The criminal justice system has historically treated white-collar crimes differently than other crimes, even during the ongoing debate as to whether they deserve this distinction. Courts, as well as academics, have treated white-collar crimes less severely and even labeled such crimes victimless. This classification suggests that either no one feels the injury at all or that the injury is substantially more indirect than the causal connection in, for instance, robbery or assault. Opponents argue that while the injuries may be theoretically indirect, they are still real and substantial, and many result in the loss of jobs or retirement plans.
White-collar crime has recently received substantial media attention with the convictions of major corporate officials. There are a number of theories as to why public outrage is greater now more than ever. One reason is exposure of corporate officers’ lavish lifestyles and expenditures. Another possible reason is increased public outrage over the massive losses caused by the officers’ fraud.
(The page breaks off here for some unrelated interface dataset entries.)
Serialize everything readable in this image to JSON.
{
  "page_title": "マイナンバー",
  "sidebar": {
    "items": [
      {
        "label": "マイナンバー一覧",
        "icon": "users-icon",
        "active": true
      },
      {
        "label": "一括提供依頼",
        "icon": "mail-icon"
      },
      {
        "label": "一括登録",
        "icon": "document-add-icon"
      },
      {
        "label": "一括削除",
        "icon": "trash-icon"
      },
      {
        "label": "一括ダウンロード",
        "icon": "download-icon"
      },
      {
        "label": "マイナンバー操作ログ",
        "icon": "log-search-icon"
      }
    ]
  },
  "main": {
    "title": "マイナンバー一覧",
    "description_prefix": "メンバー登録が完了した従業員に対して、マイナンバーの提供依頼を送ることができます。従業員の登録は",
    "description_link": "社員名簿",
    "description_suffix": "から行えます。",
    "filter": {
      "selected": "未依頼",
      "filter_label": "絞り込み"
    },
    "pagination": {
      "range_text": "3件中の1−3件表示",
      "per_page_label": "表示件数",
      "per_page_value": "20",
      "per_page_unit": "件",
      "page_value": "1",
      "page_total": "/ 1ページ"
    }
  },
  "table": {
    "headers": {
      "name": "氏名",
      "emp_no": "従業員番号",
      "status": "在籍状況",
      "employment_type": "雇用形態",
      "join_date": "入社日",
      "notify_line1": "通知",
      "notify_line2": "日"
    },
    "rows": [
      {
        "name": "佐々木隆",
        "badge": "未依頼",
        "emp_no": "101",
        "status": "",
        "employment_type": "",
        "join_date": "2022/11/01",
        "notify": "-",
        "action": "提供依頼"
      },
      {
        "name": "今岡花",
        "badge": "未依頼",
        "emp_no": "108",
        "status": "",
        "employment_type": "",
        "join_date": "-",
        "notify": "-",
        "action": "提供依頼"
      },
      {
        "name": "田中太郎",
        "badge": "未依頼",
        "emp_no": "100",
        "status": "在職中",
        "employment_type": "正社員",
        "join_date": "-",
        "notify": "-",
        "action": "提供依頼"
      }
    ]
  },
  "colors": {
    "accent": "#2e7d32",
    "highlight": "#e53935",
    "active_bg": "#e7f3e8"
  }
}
Media coverage has revealed the possessions and way of life of corporate officers, including “million dollar homes, private planes, golf courses[,] and art collections.” The public has even bashed some corporate officers for their selection of home décor. . . .